Is the new reality show The Restaurant, served Sunday nights on NBC, anything like the real thing? You've got the hottie chef. The barky money-man. The actor-waiters.The antisocial kitchen staff. The obnoxious product placement.

For even casual readers of the Anthony Bourdain oeuvre, it sure seems like it. But the only ones who would know definitively are restaurant people. And restaurant people wouldn't watch a show like that. Or would they?

It's hard to imagine these folks spending rare free time (Sunday night is a restaurateur's Saturday night) taking in a pantomime of their everyday life. But when Miss Dish called a bunch of industry types, every single one had watched it. And each had a wholly different take on it. Which makes you believe that at the end of the day, as fake as The Restaurant seems, it may well be completely real.

To wit, the scenes showing Rocco DiSpirito--Chef Boyhottie in the flesh--hiring people based solely on the power of their personalities rather than experience rang true with Bluehour's Bruce Carey. "I related to that," he says. "That's totally how I do it." Zinc Bistrot's Houston Striggow sees it differently. "Right--like we don't do reference checks," he says, incredulously.

All agreed that the artificially imposed timeline for the restaurant to open (seven weeks!) was more fake than krab. "Nobody opens a restaurant in that amount of time," says Lisa Schroeder of Mother's.

John Connell Maribona
of Ca–ita and Pambiche says he had a hard time connecting to the show because of the scale of Rocco's operation.
"I couldn't sit through it," he says. "I'm the guy painting and putting up sheet rock before my restaurant opens." Connell Maribona says, "I think this same idea would make a nice satirical movie."

Apart from doubting the timeline, Schroeder is a fan of the series. "I didn't want to like the show," she says. "Rocco's so handsome--screw him! But I thought they did a good job." That still doesn't mean she thinks it's realistic, though: "It's a pretty boy who opens a pretty restaurant in a pretty city with pretty servers--it's a fantasy."

Some fantasies work. "Rocco is a fox," says Carey. (He declined to declare him America's sexiest chef without bestowing the honor equally on his two chefs, Kenny Giambalvo and Jon Beeaker.)
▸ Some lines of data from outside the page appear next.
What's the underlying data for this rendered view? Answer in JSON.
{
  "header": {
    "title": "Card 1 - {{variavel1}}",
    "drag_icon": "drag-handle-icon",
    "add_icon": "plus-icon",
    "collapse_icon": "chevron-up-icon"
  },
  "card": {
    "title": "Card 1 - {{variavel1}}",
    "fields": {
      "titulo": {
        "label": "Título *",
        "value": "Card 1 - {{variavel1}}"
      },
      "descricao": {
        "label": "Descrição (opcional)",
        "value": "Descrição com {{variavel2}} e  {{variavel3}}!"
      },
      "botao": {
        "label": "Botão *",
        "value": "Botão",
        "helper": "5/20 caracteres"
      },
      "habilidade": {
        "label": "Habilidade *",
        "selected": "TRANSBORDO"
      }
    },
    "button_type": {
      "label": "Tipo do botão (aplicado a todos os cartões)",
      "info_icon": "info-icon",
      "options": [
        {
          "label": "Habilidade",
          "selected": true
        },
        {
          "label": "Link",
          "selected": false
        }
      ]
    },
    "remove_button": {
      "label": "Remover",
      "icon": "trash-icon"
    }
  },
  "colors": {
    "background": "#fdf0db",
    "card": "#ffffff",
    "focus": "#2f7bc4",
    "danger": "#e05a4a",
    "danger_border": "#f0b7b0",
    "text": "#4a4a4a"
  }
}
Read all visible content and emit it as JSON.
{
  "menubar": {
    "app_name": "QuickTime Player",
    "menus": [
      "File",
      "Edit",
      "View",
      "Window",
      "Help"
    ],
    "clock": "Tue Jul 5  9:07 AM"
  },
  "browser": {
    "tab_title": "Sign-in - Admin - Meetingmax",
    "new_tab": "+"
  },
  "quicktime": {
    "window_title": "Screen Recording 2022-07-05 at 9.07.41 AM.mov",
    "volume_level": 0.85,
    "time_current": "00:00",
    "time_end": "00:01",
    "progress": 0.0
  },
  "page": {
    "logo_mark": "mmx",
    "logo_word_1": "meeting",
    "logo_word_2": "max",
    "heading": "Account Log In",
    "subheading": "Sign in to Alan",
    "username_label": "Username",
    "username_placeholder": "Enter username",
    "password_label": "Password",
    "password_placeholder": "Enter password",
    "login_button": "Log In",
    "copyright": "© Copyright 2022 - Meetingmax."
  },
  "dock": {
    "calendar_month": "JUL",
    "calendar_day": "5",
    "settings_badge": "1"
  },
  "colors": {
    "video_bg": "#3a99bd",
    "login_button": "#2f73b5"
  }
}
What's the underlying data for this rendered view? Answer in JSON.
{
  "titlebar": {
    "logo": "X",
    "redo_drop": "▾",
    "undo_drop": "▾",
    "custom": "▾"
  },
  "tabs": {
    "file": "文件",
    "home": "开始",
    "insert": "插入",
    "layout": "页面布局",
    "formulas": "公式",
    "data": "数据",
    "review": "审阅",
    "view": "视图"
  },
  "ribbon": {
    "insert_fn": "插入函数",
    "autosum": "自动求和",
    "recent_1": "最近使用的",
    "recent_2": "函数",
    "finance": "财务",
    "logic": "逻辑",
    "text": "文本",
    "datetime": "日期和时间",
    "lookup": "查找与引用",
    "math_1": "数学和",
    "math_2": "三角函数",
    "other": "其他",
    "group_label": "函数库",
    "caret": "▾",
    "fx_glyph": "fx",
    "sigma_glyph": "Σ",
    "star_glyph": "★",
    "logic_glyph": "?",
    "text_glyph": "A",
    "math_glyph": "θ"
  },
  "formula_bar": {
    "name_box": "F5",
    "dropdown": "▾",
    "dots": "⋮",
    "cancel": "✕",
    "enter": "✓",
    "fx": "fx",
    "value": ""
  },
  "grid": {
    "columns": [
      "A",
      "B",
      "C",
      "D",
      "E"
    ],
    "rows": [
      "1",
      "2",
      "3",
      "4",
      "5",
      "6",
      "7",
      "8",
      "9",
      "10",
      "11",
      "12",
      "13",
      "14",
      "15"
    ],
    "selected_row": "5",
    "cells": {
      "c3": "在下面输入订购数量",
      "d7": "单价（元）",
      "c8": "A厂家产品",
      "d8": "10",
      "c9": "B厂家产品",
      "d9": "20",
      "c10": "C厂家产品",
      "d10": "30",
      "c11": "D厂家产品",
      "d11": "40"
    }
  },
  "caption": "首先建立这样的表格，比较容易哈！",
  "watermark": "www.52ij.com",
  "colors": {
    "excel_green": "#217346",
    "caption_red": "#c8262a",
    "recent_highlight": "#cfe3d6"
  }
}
Connell Maribona says the show does give the restaurant industry some credibility, and he thinks it will get more interesting when they start showing the true acting ability of servers that he's witnessed during his years in the business. "Customers will say, 'I want this, I want that,' and waiters give it to them, but then make fun of them to other staff members." Still, he thinks showing the gritty side of the restaurant world could "make regular people who go out treat us more humanely and give us some dignity."

Striggow thinks one downside of the show is that it may encourage amateurs to jump into the restaurant business. These dabblers adversely affect the industry and are the reason why it's got such a high failure rate. "It hurts us," Striggow says. "It makes banks skeptical of us, and the trickle-down costs of failed business reach the rest of us."